WASHINGTON (CN) – Several Americans who hunted and killed endangered African elephants in Mozambique cannot bring their trophies home, a federal judge ruled.
The United States had denied the petitions of five hunters who wanted to import trophies of at least one elephant that they had hunted or intended to hunt.
After exhausting their administrative appeals, the hunters and their booking agent filed suit along with Conservation Force, a nonprofit that advocates species protection through hunting. They named Department of the Interior Secretary Ken Salazar and the U.S. Fish and Wildlife Service as defendants to the action for declaratory relief.
On Thursday, Chief U.S. District Judge Royce Lamberth dismissed the case on summary judgment.
“Thrill-seeking safari hunters willingly pay thousands of dollars for the privilege of shooting an African elephant,” he wrote. “Sport hunting is legal in many African countries and can often benefit threatened elephant populations where the practice is carefully managed and revenue from hunting licenses is recycled into conservation programs.
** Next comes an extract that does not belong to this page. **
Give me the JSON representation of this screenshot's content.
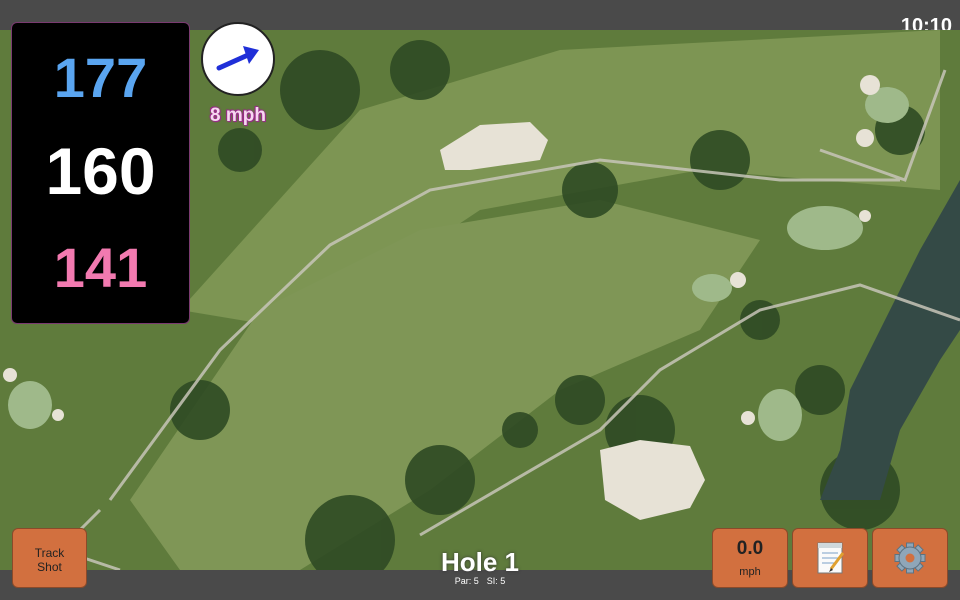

Without an effective wildlife management plan, however, the haphazard sport-killing of elephants may – intuitively enough – be detrimental to their survival as a species.”
The hunters claimed that the U.S. Fish and Wildlife Service denied their permit requests, after an “extreme delay,” and said it could not verify whether Mozambique had an effective elephant-management plan.
The Endangered Species Act and the Convention on International Trade in Endangered Species of Wild Fauna and Flora (CITES) entrusts the U.S. government to decide whether proposed importation of a species affects its survival. Potential importers must prove to the U.S. Fish and Wildlife Service that their sport kill actually enhances the population’s chances for survival. CITES lists the African elephant in its first and most restrictive appendix of endangered species.
“Defendants are entitled to summary judgment because the administrative record demonstrates that the service acted rationally in denying plaintiffs’ permit application,” Lamberth wrote.
According to the court, the number of elephants in Mozambique appears to have declined from between 50,000 and 65,000 in 1974 to an estimated 11,000 to 13,000 in 2002. Experts directly attribute the decline in numbers to illegal poaching for ivory.